They exist, you know. “Alternative facts,” that is. And they’re just like other facts. They’re true, and they’re correct — or they wouldn’t be, well, you know… facts. They support greater conclusions and things like that.
Kellyanne Conway took a lot of abuse for using the, probably maladroit phrase, but she shouldn’t have. Remember: Kellyanne Conway could say that the sky is blue on a sunny day, and the dominant media would jeer that she was an air-headed bimbo. But “alternative facts” are very real, and they affect how we all think about issues of the day.
Anyway, what are “alternative facts?” Well, it’s really pretty simple. Let’s take an issue, any issue. Let’s go with, say, “Russia’s alleged interference in the American Election of 2016.”
Every issue, like the one we’re using as an example, has a set of facts. These facts can number in the many thousands. There are big, consequential facts, and then there are little, insignificant facts. Then, there are all the facts in-between. Here’s a fact about all those facts: Each one demonstrates four different characteristics:
- It supports the left-wing narrative for the issue.
- It supports the right-wing narrative for the issue.
- It could support either side of the issue.
- It supports neither side of the issue.
If a “news” organization reports only, say, facts from the first category, then facts from the other categories are “alternative facts.” More to the point, if a “news” organization reports only those facts from, say, either category #1, or #2, then that “news” organization is disseminating fake news.
Facts without their alternatives — the facts that provide context, depth and perspective — comprise fake news.
For example: Here’s a fact, we’ll call it Fact #1, from Category #1 — facts that support a left-wing narrative: The Russians appear to have tried to interfere with the American election of 2016. It’s a fact, it’s true, it’s useful for understanding the 2016 American election.
However, it’s not the only fact from the collection of facts relevant to the issue of supposed Russian interference in the American election of 2016.
Here’s what I’ll call Fact #1 of Category #2 — facts that support a right-wing narrative: The Russians have tried to interfere in every American election since the beginning of the Twentieth Century.
The point.

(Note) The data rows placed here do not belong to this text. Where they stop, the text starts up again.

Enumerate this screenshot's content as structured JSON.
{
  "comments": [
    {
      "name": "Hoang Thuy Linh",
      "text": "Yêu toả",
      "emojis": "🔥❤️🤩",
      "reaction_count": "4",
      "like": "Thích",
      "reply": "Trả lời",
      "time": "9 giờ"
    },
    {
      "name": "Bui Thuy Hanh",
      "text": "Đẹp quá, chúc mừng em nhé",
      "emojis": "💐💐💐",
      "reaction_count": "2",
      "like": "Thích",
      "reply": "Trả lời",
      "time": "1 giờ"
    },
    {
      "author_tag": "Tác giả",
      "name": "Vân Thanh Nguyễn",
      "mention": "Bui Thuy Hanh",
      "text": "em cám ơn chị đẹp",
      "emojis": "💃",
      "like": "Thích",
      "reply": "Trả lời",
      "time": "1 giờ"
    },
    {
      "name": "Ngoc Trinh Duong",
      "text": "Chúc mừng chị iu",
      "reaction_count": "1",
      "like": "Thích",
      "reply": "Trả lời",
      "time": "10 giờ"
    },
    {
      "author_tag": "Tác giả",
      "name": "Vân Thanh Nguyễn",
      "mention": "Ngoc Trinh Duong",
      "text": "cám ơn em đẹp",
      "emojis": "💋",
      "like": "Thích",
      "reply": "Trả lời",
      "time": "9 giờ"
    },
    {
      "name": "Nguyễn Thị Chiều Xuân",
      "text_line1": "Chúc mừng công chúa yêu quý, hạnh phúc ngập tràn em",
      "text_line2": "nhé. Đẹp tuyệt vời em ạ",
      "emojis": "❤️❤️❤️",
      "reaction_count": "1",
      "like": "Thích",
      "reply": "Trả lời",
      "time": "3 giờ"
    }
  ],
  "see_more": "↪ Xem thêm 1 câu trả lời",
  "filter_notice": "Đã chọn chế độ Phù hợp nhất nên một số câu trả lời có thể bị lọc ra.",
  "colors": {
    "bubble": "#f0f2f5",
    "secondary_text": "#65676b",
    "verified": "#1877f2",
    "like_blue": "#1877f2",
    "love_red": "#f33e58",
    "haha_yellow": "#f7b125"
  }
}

I’ve heard both facts from FOX News, the so-called “right-wing” organization. However, the “news” organization that I listen to the most is National Public Radio, well-known as a left-wing outfit. I’ve listened to their “news” shows for hundreds of hours since the election, and neither they, nor anyone they’ve ever interviewed, has ever once mentioned the really important fact that Russian interference is a constant in all American elections. In other words, it would be really odd if the Russians did not try to interfere in an American election.
It kind of throws the very first fact — the one supporting the left-wing narrative that’s most reported on by the “news organizations,” into an entirely different light!
A “news” organization can report facts from only one category or another, and say honestly that they’re reporting only the truth. That same organization could challenge so-called “fact checkers” to identify something they’ve reported that’s not true. Those “fact checkers” would find no untruth, because facts are, indeed, true. But, if you don’t give all the facts, then your “news” is, still, Fake News.
Fake news is nothing more than information reported in such a way as to deceive the audience.
When President Trump called CNN the purveyors of fake news, he was absolutely right. And, in these pages, we’ve documented extensively how National Public Radio is a fake news organization. The truth: most news is fake news. The vast majority of news prior to the arrival of FOX News was fake news. It was “news” meant to shape opinions in America, not inform people of what was actually going on.
Withe the arrival of FOX News (as well as Rush Limbaugh and the rest of right-wing talk media), came the opportunity for all Americans actually to get alternative points of view, consisting of real, genuine, true, factual … alternative facts.